▶ [Exercise data]:
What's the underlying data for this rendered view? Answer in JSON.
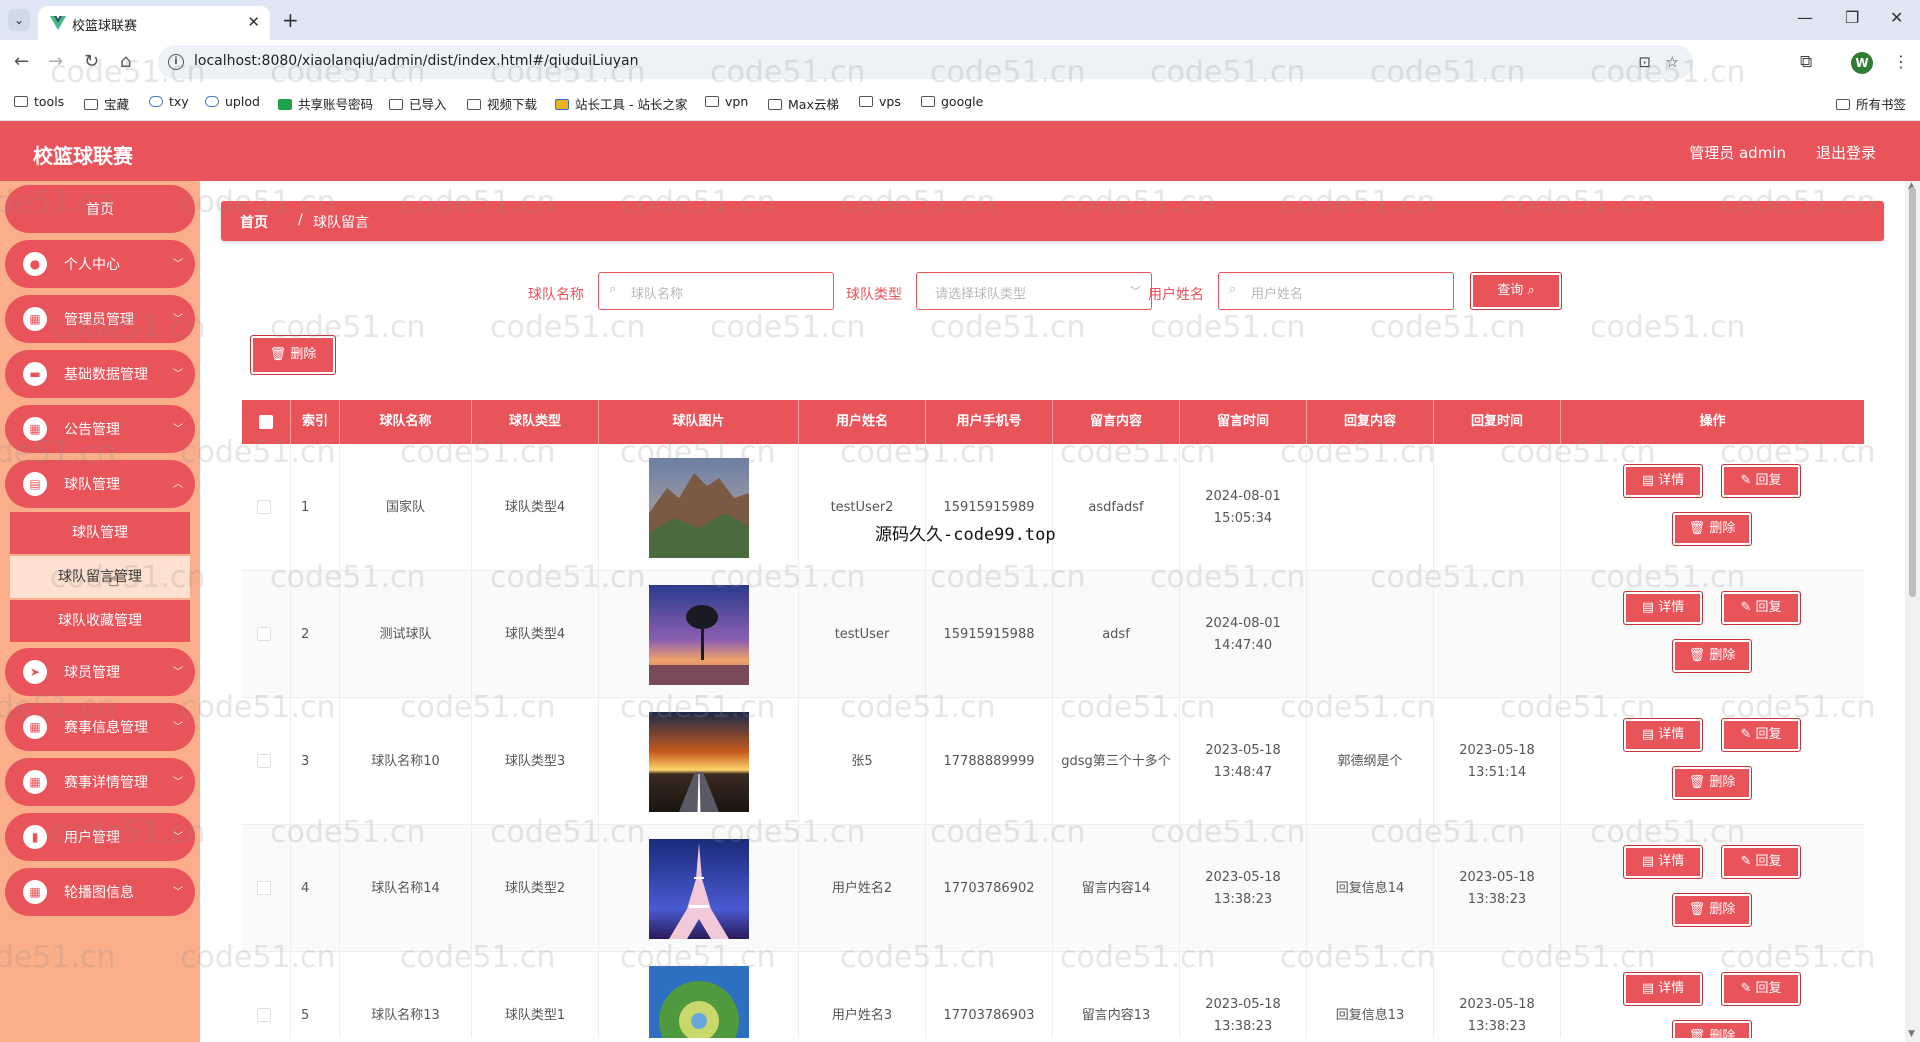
{
  "browser": {
    "tab_title": "校篮球联赛",
    "url": "localhost:8080/xiaolanqiu/admin/dist/index.html#/qiuduiLiuyan",
    "bookmarks": [
      "tools",
      "宝藏",
      "txy",
      "uplod",
      "共享账号密码",
      "已导入",
      "视频下载",
      "站长工具 - 站长之家",
      "vpn",
      "Max云梯",
      "vps",
      "google"
    ],
    "bookmarks_right": "所有书签",
    "profile_initial": "W"
  },
  "header": {
    "title": "校篮球联赛",
    "user": "管理员 admin",
    "logout": "退出登录"
  },
  "sidebar": {
    "home": "首页",
    "items": [
      {
        "label": "个人中心",
        "icon": "user-icon"
      },
      {
        "label": "管理员管理",
        "icon": "grid-icon"
      },
      {
        "label": "基础数据管理",
        "icon": "ticket-icon"
      },
      {
        "label": "公告管理",
        "icon": "grid-icon"
      },
      {
        "label": "球队管理",
        "icon": "doc-icon"
      }
    ],
    "sub_items": [
      "球队管理",
      "球队留言管理",
      "球队收藏管理"
    ],
    "items_after": [
      {
        "label": "球员管理",
        "icon": "send-icon"
      },
      {
        "label": "赛事信息管理",
        "icon": "grid-icon"
      },
      {
        "label": "赛事详情管理",
        "icon": "grid-icon"
      },
      {
        "label": "用户管理",
        "icon": "book-icon"
      },
      {
        "label": "轮播图信息",
        "icon": "grid-icon"
      }
    ]
  },
  "breadcrumb": {
    "home": "首页",
    "sep": "/",
    "current": "球队留言"
  },
  "search": {
    "team_name_label": "球队名称",
    "team_name_placeholder": "球队名称",
    "team_type_label": "球队类型",
    "team_type_placeholder": "请选择球队类型",
    "user_name_label": "用户姓名",
    "user_name_placeholder": "用户姓名",
    "query_button": "查询"
  },
  "toolbar": {
    "delete_button": "删除"
  },
  "table": {
    "columns": [
      "索引",
      "球队名称",
      "球队类型",
      "球队图片",
      "用户姓名",
      "用户手机号",
      "留言内容",
      "留言时间",
      "回复内容",
      "回复时间",
      "操作"
    ],
    "rows": [
      {
        "index": "1",
        "team_name": "国家队",
        "team_type": "球队类型4",
        "image": "mountain-photo",
        "user_name": "testUser2",
        "phone": "15915915989",
        "message": "asdfadsf",
        "message_time": "2024-08-01 15:05:34",
        "reply": "",
        "reply_time": ""
      },
      {
        "index": "2",
        "team_name": "测试球队",
        "team_type": "球队类型4",
        "image": "tree-sunset-photo",
        "user_name": "testUser",
        "phone": "15915915988",
        "message": "adsf",
        "message_time": "2024-08-01 14:47:40",
        "reply": "",
        "reply_time": ""
      },
      {
        "index": "3",
        "team_name": "球队名称10",
        "team_type": "球队类型3",
        "image": "road-sunset-photo",
        "user_name": "张5",
        "phone": "17788889999",
        "message": "gdsg第三个十多个",
        "message_time": "2023-05-18 13:48:47",
        "reply": "郭德纲是个",
        "reply_time": "2023-05-18 13:51:14"
      },
      {
        "index": "4",
        "team_name": "球队名称14",
        "team_type": "球队类型2",
        "image": "eiffel-tower-photo",
        "user_name": "用户姓名2",
        "phone": "17703786902",
        "message": "留言内容14",
        "message_time": "2023-05-18 13:38:23",
        "reply": "回复信息14",
        "reply_time": "2023-05-18 13:38:23"
      },
      {
        "index": "5",
        "team_name": "球队名称13",
        "team_type": "球队类型1",
        "image": "planet-photo",
        "user_name": "用户姓名3",
        "phone": "17703786903",
        "message": "留言内容13",
        "message_time": "2023-05-18 13:38:23",
        "reply": "回复信息13",
        "reply_time": "2023-05-18 13:38:23"
      }
    ],
    "row_actions": {
      "detail": "详情",
      "reply": "回复",
      "delete": "删除"
    }
  },
  "overlay_text": "源码久久-code99.top",
  "watermark": "code51.cn",
  "colors": {
    "primary": "#e9535a",
    "sidebar_bg": "#fbae8a"
  }
}
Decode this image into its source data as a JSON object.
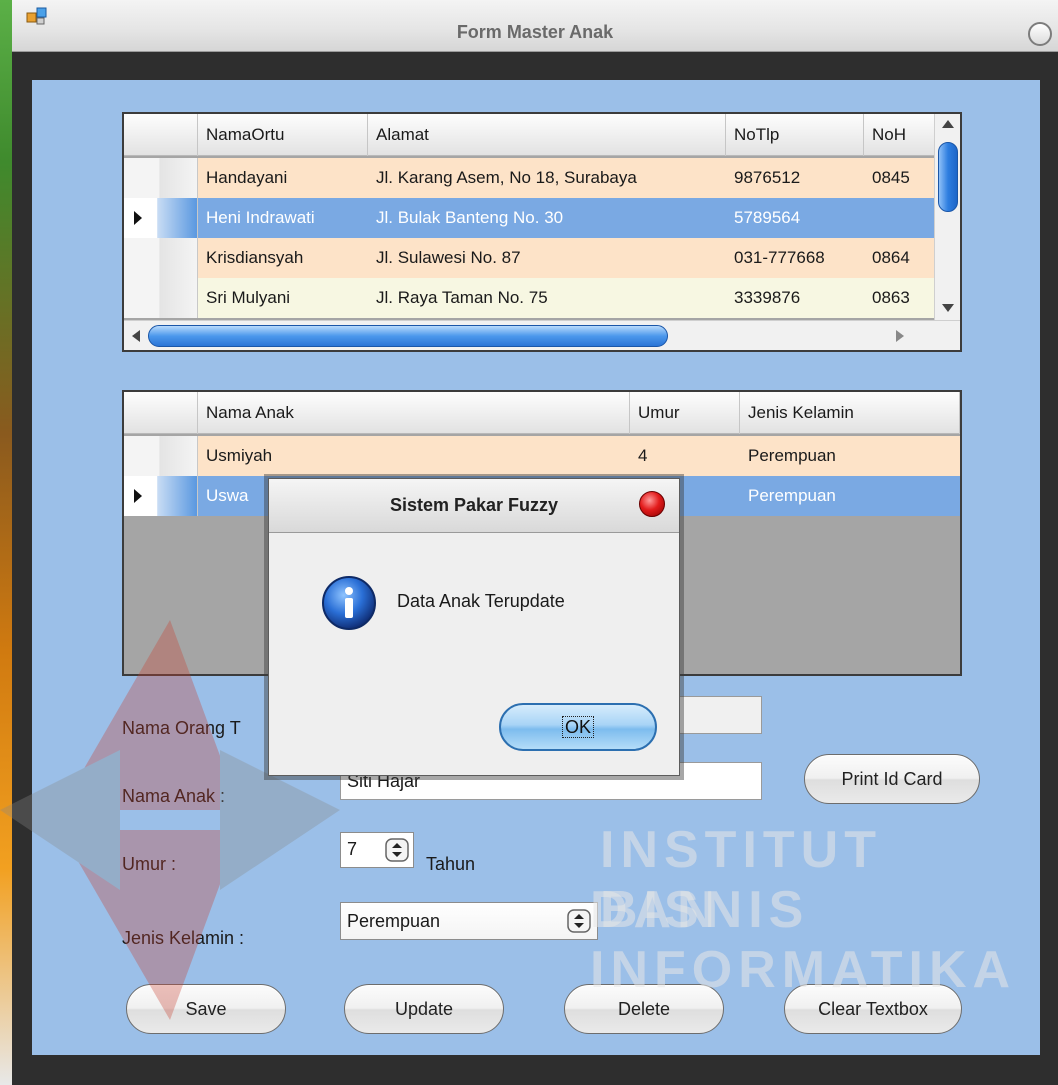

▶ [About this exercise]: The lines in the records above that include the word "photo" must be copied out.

▶ [Response to this task]:
        "image": "mountain-photo",
        "image": "tree-sunset-photo",
        "image": "road-sunset-photo",
        "image": "eiffel-tower-photo",
        "image": "planet-photo",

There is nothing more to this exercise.